Input for this task >>

========

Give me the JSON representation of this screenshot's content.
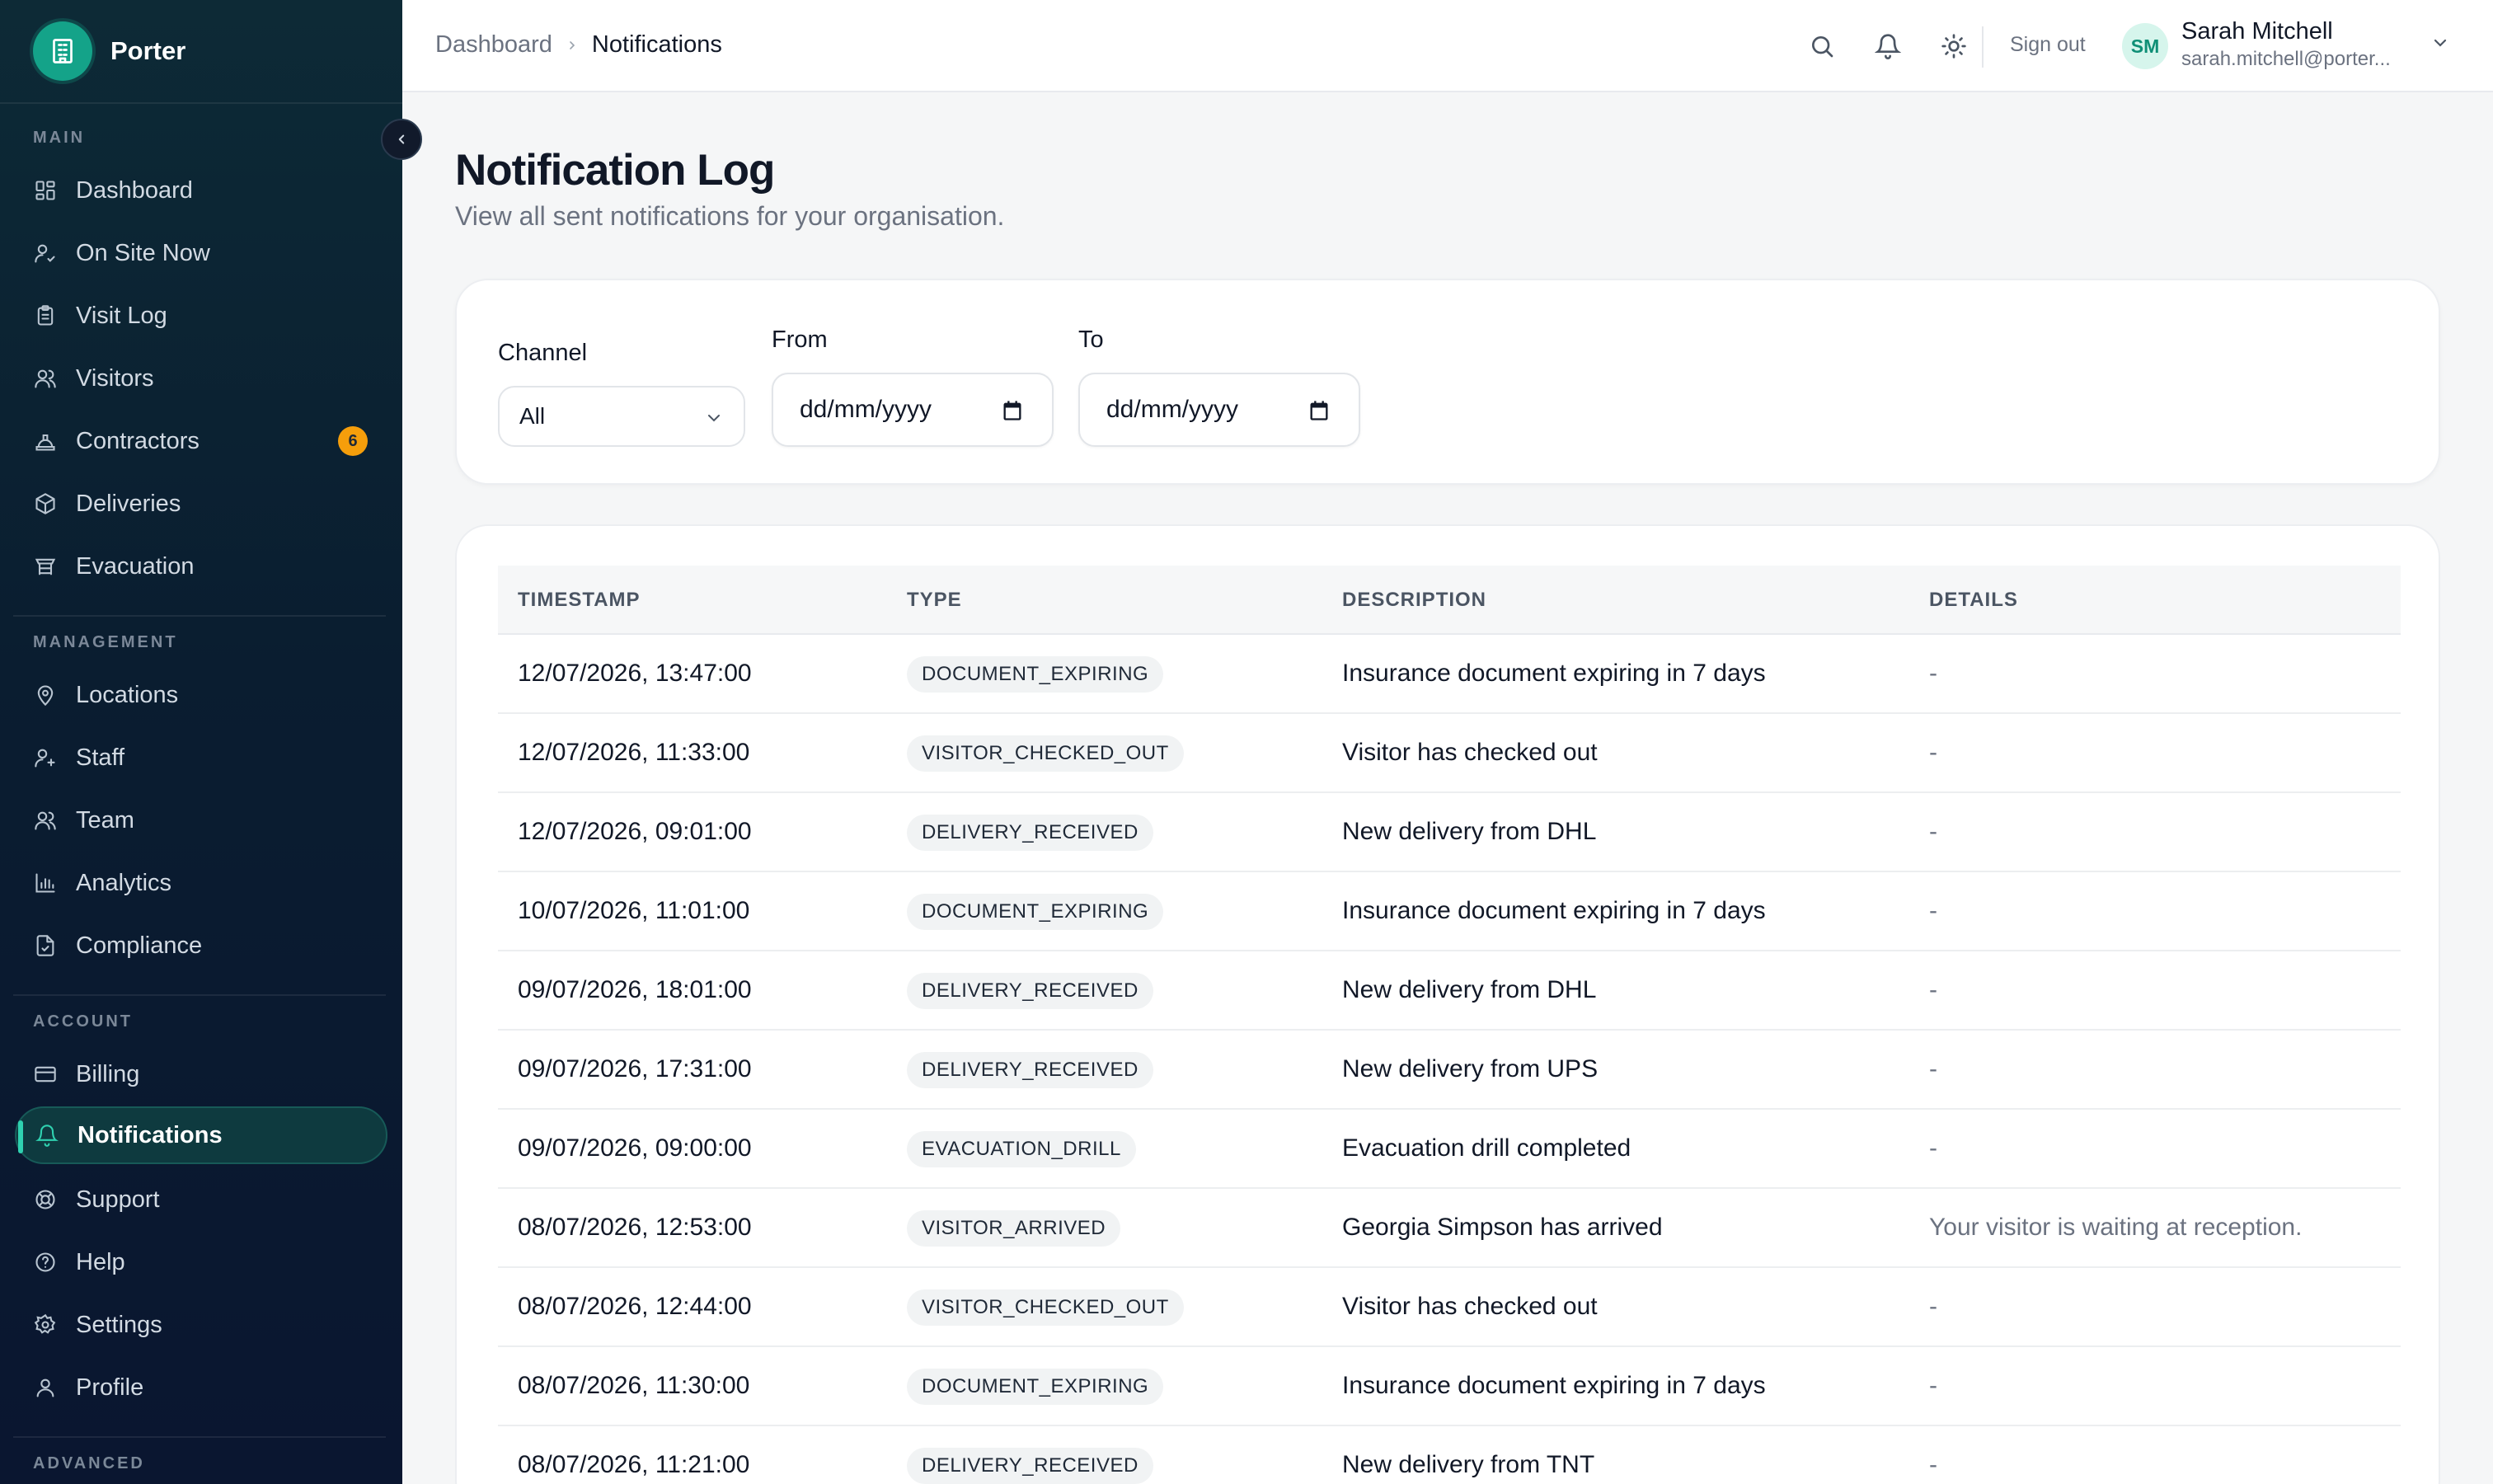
{
  "app": {
    "name": "Porter"
  },
  "sidebar": {
    "sections": [
      {
        "title": "MAIN",
        "items": [
          {
            "label": "Dashboard",
            "icon": "grid-icon"
          },
          {
            "label": "On Site Now",
            "icon": "user-check-icon"
          },
          {
            "label": "Visit Log",
            "icon": "clipboard-icon"
          },
          {
            "label": "Visitors",
            "icon": "users-icon"
          },
          {
            "label": "Contractors",
            "icon": "hard-hat-icon",
            "badge": "6"
          },
          {
            "label": "Deliveries",
            "icon": "package-icon"
          },
          {
            "label": "Evacuation",
            "icon": "evacuation-icon"
          }
        ]
      },
      {
        "title": "MANAGEMENT",
        "items": [
          {
            "label": "Locations",
            "icon": "map-pin-icon"
          },
          {
            "label": "Staff",
            "icon": "user-plus-icon"
          },
          {
            "label": "Team",
            "icon": "users-icon"
          },
          {
            "label": "Analytics",
            "icon": "bar-chart-icon"
          },
          {
            "label": "Compliance",
            "icon": "file-check-icon"
          }
        ]
      },
      {
        "title": "ACCOUNT",
        "items": [
          {
            "label": "Billing",
            "icon": "credit-card-icon"
          },
          {
            "label": "Notifications",
            "icon": "bell-icon",
            "active": true
          },
          {
            "label": "Support",
            "icon": "lifebuoy-icon"
          },
          {
            "label": "Help",
            "icon": "help-circle-icon"
          },
          {
            "label": "Settings",
            "icon": "gear-icon"
          },
          {
            "label": "Profile",
            "icon": "user-icon"
          }
        ]
      },
      {
        "title": "ADVANCED",
        "items": []
      }
    ]
  },
  "topbar": {
    "breadcrumb": [
      "Dashboard",
      "Notifications"
    ],
    "sign_out": "Sign out",
    "user": {
      "initials": "SM",
      "name": "Sarah Mitchell",
      "email": "sarah.mitchell@porter..."
    }
  },
  "page": {
    "title": "Notification Log",
    "subtitle": "View all sent notifications for your organisation."
  },
  "filters": {
    "channel_label": "Channel",
    "channel_value": "All",
    "from_label": "From",
    "from_value": "dd/mm/yyyy",
    "to_label": "To",
    "to_value": "dd/mm/yyyy"
  },
  "table": {
    "columns": [
      "TIMESTAMP",
      "TYPE",
      "DESCRIPTION",
      "DETAILS"
    ],
    "rows": [
      {
        "timestamp": "12/07/2026, 13:47:00",
        "type": "DOCUMENT_EXPIRING",
        "description": "Insurance document expiring in 7 days",
        "details": "-"
      },
      {
        "timestamp": "12/07/2026, 11:33:00",
        "type": "VISITOR_CHECKED_OUT",
        "description": "Visitor has checked out",
        "details": "-"
      },
      {
        "timestamp": "12/07/2026, 09:01:00",
        "type": "DELIVERY_RECEIVED",
        "description": "New delivery from DHL",
        "details": "-"
      },
      {
        "timestamp": "10/07/2026, 11:01:00",
        "type": "DOCUMENT_EXPIRING",
        "description": "Insurance document expiring in 7 days",
        "details": "-"
      },
      {
        "timestamp": "09/07/2026, 18:01:00",
        "type": "DELIVERY_RECEIVED",
        "description": "New delivery from DHL",
        "details": "-"
      },
      {
        "timestamp": "09/07/2026, 17:31:00",
        "type": "DELIVERY_RECEIVED",
        "description": "New delivery from UPS",
        "details": "-"
      },
      {
        "timestamp": "09/07/2026, 09:00:00",
        "type": "EVACUATION_DRILL",
        "description": "Evacuation drill completed",
        "details": "-"
      },
      {
        "timestamp": "08/07/2026, 12:53:00",
        "type": "VISITOR_ARRIVED",
        "description": "Georgia Simpson has arrived",
        "details": "Your visitor is waiting at reception."
      },
      {
        "timestamp": "08/07/2026, 12:44:00",
        "type": "VISITOR_CHECKED_OUT",
        "description": "Visitor has checked out",
        "details": "-"
      },
      {
        "timestamp": "08/07/2026, 11:30:00",
        "type": "DOCUMENT_EXPIRING",
        "description": "Insurance document expiring in 7 days",
        "details": "-"
      },
      {
        "timestamp": "08/07/2026, 11:21:00",
        "type": "DELIVERY_RECEIVED",
        "description": "New delivery from TNT",
        "details": "-"
      }
    ]
  },
  "colors": {
    "accent": "#14a389",
    "badge": "#f59e0b",
    "sidebar_bg": "#0a1d30"
  }
}
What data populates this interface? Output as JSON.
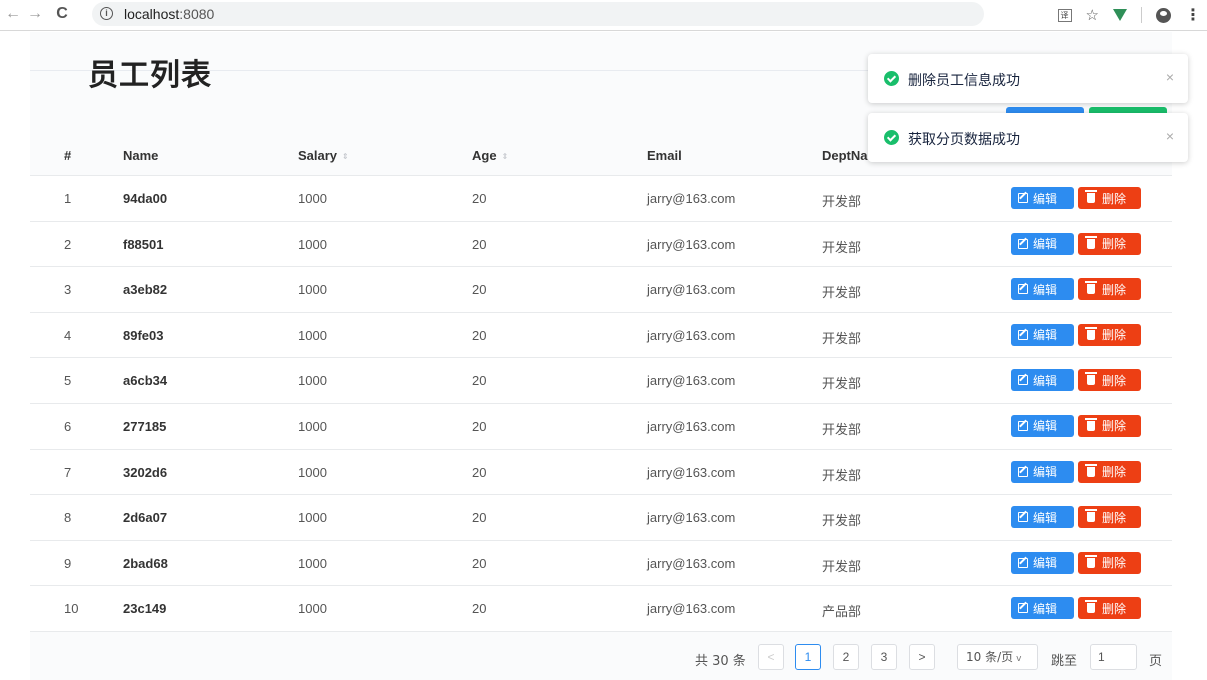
{
  "browser": {
    "url_host": "localhost",
    "url_port": ":8080",
    "back": "←",
    "forward": "→",
    "reload": "C",
    "info": "i",
    "translate_label": "译",
    "star": "☆",
    "menu": "⋮"
  },
  "page": {
    "title": "员工列表"
  },
  "table": {
    "headers": {
      "index": "#",
      "name": "Name",
      "salary": "Salary",
      "age": "Age",
      "email": "Email",
      "dept": "DeptNa"
    },
    "sort_glyph": "⇕",
    "edit_label": "编辑",
    "delete_label": "删除",
    "rows": [
      {
        "index": "1",
        "name": "94da00",
        "salary": "1000",
        "age": "20",
        "email": "jarry@163.com",
        "dept": "开发部"
      },
      {
        "index": "2",
        "name": "f88501",
        "salary": "1000",
        "age": "20",
        "email": "jarry@163.com",
        "dept": "开发部"
      },
      {
        "index": "3",
        "name": "a3eb82",
        "salary": "1000",
        "age": "20",
        "email": "jarry@163.com",
        "dept": "开发部"
      },
      {
        "index": "4",
        "name": "89fe03",
        "salary": "1000",
        "age": "20",
        "email": "jarry@163.com",
        "dept": "开发部"
      },
      {
        "index": "5",
        "name": "a6cb34",
        "salary": "1000",
        "age": "20",
        "email": "jarry@163.com",
        "dept": "开发部"
      },
      {
        "index": "6",
        "name": "277185",
        "salary": "1000",
        "age": "20",
        "email": "jarry@163.com",
        "dept": "开发部"
      },
      {
        "index": "7",
        "name": "3202d6",
        "salary": "1000",
        "age": "20",
        "email": "jarry@163.com",
        "dept": "开发部"
      },
      {
        "index": "8",
        "name": "2d6a07",
        "salary": "1000",
        "age": "20",
        "email": "jarry@163.com",
        "dept": "开发部"
      },
      {
        "index": "9",
        "name": "2bad68",
        "salary": "1000",
        "age": "20",
        "email": "jarry@163.com",
        "dept": "开发部"
      },
      {
        "index": "10",
        "name": "23c149",
        "salary": "1000",
        "age": "20",
        "email": "jarry@163.com",
        "dept": "产品部"
      }
    ]
  },
  "pagination": {
    "total": "共 30 条",
    "prev": "<",
    "next": ">",
    "pages": [
      "1",
      "2",
      "3"
    ],
    "current_page": "1",
    "page_size": "10 条/页",
    "size_caret": "v",
    "jump_label": "跳至",
    "jump_value": "1",
    "page_suffix": "页"
  },
  "notifications": [
    {
      "text": "删除员工信息成功",
      "close": "×"
    },
    {
      "text": "获取分页数据成功",
      "close": "×"
    }
  ],
  "colors": {
    "primary": "#2d8cf0",
    "success": "#19be6b",
    "danger": "#ed3f14"
  }
}
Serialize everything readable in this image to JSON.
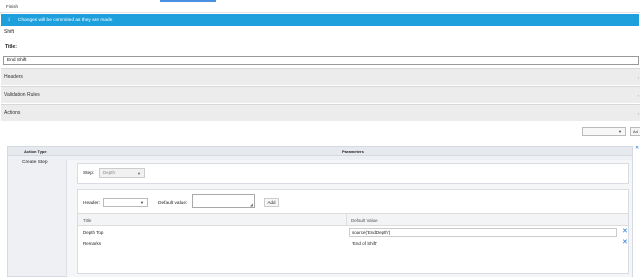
{
  "toolbar": {
    "finish_label": "Finish"
  },
  "info": {
    "icon": "info-icon",
    "message": "Changes will be commited as they are made"
  },
  "shift_label": "Shift",
  "title": {
    "label": "Title:",
    "value": "End Shift"
  },
  "sections": {
    "headers": "Headers",
    "validation_rules": "Validation Rules",
    "actions": "Actions"
  },
  "add_action": {
    "selected": "",
    "button_label": "Ad"
  },
  "grid": {
    "col_action_type": "Action Type",
    "col_parameters": "Parameters",
    "action_type": "Create Step",
    "step": {
      "label": "Step:",
      "selected": "Depth"
    },
    "header": {
      "label": "Header:",
      "selected": ""
    },
    "default_value": {
      "label": "Default value:",
      "value": ""
    },
    "add_label": "Add",
    "table": {
      "columns": [
        "Title",
        "Default Value"
      ],
      "rows": [
        {
          "title": "Depth Top",
          "value": "source('EndDepth')"
        },
        {
          "title": "Remarks",
          "value": "'End of Shift'"
        }
      ]
    }
  },
  "colors": {
    "info_bar": "#1ea0dc",
    "delete_icon": "#1976d2"
  }
}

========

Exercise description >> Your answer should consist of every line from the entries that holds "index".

The completed task >>
      "index": "#",
        "index": "1",
        "index": "2",
        "index": "3",
        "index": "4",
        "index": "5",
        "index": "6",
        "index": "7",
        "index": "8",
        "index": "9",
        "index": "10",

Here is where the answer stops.